[Data provided — start]

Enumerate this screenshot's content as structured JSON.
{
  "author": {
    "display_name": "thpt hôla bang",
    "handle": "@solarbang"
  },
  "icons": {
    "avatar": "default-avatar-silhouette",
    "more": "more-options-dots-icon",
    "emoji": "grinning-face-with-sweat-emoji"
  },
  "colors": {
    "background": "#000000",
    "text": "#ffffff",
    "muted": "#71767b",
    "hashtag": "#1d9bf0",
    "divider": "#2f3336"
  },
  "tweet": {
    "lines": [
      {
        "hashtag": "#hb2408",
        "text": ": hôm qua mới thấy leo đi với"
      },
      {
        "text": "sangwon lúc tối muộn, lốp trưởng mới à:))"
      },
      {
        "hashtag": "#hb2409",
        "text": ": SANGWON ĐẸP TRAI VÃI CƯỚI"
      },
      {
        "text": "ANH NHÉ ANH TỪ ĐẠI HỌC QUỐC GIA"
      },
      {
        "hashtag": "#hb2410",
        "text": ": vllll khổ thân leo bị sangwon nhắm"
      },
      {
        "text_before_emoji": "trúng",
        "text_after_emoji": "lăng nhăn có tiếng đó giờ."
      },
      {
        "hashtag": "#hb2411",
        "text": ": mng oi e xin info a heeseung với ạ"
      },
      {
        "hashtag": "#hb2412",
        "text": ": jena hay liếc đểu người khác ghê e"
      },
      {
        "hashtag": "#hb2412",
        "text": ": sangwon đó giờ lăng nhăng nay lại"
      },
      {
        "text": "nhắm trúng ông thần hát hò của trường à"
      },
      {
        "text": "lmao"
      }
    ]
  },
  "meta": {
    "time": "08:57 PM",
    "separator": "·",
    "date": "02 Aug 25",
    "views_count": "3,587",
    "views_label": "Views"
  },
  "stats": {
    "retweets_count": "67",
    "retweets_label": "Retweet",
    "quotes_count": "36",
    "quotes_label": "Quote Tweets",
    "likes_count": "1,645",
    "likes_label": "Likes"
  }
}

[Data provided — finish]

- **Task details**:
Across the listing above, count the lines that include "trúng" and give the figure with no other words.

- **Exercise answer**:
2